Shopping Cart

No products in the cart.

Reply To: The Child of Symbolic Disguise,” with Norland Téllez, Ph.D.”

#74575

That is so beautiful, sunbug, and really encapsulates the notion of interbeing. I know of his sad passing—but sad only for us, as he seems to have been in complete peace with the finitude of our mortal existence, our passing state of consciousness in time. RIP Oh most gentle Master of Wisdom—a true philosopher in his own right.

Maya dawning as a concept of interbeing emphasizes the organic force or elan vital of life, its desire to maintain and reproduce itself, to escape the prison of being in itself, the dormant state of “inanimate” matter. Thus the notion of libido is also a strong concept of interbeing as a broad “sexual” energy for the desire of being, to be a being-for-itself, the desire to create and re-create itself in time, through an evolutionary process of self-creation.

We also know that the metaphor of farming, even better than the birds and the bees, explains the whole process of organic sexual reproduction, without which there would be no trees, no animals, and no mind to make the piece of paper the Master holds in his hand. That is why libido is a concept of universal soul which is closer to the antique sense, as in Aristotle’s de Anima, and why its passage through the human race grants us access to a truly transcendent force, the very source of the experience of the transcendent.

Since my Mythblast this week tried to emphasize the Freudian strain of the Hero with a Thousand Faces we might as well elaborate a Freudian concept of interbeing which is, in fact, much closer to the notion of Maya dawning. Sexuality in this broad sense of “dawning”, of organic production and reproduction across all forms of life, is a quintessentially  “Freudian” conception of interbeing. That is to say, libido is so close to the inter nature of soul that it is virtually indistinguishable from sexuality. That was Freud’s great discovery, not that sexuality was some kind of “lower” purely biological instinct that governs the mind, but that it is the most metaphysical of all forces as the speculative identity of libido and death-drive.

Although sometimes the Buddhist elaboration of the concept of interbeing may sound more cloud-like, more poetic, as thin as a piece of paper, it is no less genuine in its existential depth. This comes out nicely in Thicht Nahn Hahn’s notion of engaged buddhism as well—not to mention everything that comes under the heading of his political activism or engagement with the world.

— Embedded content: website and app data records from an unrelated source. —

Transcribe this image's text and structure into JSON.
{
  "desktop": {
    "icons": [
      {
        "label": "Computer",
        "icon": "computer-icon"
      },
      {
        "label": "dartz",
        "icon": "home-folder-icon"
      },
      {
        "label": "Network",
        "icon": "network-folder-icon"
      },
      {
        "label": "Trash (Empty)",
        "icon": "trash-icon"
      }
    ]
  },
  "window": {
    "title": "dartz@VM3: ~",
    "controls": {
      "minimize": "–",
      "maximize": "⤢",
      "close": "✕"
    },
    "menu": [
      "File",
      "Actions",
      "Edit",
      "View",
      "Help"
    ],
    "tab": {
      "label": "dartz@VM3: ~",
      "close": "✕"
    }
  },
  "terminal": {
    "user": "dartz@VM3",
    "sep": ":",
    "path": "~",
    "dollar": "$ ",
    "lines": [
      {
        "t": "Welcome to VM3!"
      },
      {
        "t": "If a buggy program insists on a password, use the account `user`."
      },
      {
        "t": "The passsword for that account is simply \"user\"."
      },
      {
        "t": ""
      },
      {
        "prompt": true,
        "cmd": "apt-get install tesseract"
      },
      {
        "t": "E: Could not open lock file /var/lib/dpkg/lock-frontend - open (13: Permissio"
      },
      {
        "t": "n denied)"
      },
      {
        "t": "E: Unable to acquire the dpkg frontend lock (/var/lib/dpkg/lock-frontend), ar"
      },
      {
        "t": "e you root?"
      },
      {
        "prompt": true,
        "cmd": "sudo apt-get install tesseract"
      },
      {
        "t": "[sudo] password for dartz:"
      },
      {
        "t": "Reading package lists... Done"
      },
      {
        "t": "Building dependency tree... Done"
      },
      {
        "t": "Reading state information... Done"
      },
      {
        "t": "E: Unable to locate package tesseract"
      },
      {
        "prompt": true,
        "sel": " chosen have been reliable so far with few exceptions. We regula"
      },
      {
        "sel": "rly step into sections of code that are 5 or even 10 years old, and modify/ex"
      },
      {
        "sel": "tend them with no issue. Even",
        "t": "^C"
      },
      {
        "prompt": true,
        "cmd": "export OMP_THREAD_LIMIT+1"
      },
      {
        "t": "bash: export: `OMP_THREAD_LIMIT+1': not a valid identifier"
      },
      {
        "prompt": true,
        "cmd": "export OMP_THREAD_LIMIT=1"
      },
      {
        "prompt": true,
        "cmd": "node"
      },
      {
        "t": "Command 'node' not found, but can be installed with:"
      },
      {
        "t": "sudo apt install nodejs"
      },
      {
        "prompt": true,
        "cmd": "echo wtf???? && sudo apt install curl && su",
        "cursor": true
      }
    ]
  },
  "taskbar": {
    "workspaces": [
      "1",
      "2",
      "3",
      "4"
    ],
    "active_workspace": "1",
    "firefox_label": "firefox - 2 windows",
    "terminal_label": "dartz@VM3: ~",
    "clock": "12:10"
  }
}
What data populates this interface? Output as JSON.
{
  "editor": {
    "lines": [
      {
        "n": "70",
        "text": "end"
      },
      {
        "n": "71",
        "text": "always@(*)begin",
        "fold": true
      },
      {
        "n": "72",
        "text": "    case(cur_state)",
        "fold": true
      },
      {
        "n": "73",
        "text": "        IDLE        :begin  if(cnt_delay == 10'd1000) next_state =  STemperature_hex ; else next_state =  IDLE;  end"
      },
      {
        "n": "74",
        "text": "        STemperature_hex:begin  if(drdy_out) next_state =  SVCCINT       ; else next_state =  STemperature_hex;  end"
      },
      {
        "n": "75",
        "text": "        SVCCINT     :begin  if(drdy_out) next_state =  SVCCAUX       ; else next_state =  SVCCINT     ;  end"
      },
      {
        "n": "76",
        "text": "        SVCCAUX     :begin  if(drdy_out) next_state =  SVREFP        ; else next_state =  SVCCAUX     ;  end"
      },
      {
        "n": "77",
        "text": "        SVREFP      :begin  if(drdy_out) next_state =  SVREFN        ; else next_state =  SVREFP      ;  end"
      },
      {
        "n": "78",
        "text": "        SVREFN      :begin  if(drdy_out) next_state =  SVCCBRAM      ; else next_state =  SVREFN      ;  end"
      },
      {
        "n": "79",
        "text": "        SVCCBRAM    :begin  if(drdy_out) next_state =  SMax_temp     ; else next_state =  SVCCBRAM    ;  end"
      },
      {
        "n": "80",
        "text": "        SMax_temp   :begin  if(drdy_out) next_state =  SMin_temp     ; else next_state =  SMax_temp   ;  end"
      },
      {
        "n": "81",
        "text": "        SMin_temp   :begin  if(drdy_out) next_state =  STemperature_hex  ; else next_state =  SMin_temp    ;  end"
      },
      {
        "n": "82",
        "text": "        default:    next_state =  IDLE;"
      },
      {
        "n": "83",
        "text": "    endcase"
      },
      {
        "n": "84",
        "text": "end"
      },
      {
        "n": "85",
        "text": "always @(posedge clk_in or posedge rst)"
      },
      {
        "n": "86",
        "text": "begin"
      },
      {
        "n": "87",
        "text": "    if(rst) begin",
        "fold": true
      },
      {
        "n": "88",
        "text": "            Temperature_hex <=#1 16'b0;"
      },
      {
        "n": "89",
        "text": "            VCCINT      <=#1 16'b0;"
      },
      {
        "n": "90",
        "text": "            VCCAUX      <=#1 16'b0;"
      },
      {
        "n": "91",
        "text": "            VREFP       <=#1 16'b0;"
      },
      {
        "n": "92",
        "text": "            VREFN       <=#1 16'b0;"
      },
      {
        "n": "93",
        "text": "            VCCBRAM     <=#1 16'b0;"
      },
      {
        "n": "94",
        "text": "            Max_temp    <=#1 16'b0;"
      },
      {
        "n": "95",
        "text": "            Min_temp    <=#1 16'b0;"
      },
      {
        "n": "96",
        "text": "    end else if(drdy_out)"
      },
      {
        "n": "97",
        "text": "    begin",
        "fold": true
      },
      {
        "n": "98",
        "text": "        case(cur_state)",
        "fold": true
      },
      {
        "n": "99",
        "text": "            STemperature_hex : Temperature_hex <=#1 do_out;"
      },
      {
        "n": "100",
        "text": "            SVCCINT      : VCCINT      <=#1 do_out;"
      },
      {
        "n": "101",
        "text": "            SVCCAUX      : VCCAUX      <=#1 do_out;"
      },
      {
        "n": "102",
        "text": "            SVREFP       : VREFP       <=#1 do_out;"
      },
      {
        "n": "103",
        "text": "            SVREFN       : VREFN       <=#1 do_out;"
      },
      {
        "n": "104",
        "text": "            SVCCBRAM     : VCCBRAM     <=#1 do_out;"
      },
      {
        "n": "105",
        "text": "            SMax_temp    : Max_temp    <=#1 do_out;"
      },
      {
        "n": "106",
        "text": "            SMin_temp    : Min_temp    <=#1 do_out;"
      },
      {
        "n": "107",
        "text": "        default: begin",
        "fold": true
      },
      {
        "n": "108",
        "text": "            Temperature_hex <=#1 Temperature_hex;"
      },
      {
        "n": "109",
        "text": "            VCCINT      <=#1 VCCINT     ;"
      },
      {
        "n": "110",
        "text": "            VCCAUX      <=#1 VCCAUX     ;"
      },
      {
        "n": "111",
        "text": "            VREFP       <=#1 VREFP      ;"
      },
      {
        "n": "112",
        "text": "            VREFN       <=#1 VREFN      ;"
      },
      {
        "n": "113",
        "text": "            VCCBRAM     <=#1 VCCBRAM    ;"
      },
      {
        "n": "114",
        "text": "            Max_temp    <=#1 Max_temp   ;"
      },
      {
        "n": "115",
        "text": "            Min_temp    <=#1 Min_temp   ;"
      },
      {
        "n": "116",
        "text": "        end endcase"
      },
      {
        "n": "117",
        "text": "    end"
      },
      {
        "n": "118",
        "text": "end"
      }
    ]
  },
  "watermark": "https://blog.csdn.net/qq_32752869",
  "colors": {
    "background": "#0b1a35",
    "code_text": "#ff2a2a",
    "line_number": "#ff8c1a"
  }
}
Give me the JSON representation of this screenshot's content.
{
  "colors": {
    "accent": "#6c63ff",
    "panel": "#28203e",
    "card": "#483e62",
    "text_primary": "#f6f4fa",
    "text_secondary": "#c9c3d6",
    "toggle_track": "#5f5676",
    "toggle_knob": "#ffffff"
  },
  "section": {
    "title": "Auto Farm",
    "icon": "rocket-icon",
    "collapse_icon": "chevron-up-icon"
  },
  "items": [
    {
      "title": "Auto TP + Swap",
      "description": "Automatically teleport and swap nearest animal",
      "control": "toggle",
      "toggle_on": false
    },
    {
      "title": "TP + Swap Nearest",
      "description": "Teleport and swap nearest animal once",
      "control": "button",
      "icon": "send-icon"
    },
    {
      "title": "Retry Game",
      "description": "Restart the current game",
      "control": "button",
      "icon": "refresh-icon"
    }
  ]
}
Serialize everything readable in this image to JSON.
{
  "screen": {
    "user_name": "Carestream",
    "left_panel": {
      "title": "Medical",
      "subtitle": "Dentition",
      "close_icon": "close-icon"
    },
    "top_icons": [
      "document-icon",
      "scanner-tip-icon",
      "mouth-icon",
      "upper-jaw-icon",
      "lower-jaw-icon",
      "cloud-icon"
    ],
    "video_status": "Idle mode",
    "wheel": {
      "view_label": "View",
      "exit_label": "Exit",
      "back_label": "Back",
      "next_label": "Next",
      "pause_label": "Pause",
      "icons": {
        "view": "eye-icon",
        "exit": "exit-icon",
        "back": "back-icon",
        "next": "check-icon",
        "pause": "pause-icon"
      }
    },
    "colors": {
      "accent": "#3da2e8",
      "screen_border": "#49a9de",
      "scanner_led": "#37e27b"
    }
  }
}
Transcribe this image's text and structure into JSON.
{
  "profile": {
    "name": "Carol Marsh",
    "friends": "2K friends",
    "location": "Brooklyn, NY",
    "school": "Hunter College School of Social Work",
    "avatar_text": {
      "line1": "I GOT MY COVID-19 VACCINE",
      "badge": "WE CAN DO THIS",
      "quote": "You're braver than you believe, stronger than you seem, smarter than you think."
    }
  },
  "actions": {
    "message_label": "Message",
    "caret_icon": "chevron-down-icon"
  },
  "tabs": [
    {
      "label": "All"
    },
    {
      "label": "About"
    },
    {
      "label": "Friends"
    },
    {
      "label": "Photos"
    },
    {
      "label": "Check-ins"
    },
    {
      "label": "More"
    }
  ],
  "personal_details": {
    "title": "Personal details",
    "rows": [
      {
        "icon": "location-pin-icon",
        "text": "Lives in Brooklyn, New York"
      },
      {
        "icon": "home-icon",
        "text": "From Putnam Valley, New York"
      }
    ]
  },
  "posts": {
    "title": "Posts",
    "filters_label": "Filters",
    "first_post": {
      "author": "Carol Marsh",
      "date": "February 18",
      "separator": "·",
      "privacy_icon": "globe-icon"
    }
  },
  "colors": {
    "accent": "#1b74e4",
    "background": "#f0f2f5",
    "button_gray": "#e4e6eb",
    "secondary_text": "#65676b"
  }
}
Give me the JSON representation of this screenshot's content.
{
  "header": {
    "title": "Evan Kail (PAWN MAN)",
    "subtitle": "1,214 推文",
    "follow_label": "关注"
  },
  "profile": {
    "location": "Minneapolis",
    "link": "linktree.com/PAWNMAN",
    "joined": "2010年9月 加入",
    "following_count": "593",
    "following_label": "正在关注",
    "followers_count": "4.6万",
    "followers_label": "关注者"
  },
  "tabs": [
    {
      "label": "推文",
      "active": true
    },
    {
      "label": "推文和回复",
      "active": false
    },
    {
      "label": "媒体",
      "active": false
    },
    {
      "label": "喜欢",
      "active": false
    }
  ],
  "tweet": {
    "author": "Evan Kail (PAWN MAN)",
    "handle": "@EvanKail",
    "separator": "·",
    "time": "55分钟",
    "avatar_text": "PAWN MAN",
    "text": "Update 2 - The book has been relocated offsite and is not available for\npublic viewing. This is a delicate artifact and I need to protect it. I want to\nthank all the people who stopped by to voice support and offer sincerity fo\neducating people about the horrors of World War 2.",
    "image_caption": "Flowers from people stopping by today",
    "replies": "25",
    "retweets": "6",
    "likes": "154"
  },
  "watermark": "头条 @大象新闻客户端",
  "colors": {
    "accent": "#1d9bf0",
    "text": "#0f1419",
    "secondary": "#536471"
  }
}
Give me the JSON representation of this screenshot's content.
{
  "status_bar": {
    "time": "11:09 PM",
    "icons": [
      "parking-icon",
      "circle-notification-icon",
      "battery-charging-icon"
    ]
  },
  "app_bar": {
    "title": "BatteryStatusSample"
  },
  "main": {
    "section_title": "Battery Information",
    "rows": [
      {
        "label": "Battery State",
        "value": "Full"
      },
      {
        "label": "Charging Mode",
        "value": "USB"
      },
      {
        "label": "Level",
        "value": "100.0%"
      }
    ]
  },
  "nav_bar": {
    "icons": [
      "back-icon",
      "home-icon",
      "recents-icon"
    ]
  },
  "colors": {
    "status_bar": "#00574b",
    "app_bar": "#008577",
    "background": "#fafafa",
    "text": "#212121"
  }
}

For there are profound political implications of a philosophy of interbeing, as politics is the realm of the polis—including the police!— in which we figure out how we humans can get along with each other, how are we to co-exist fairly and equatibly, employing the mediation of the state or government, and institutions like the judicial system and the carceral state.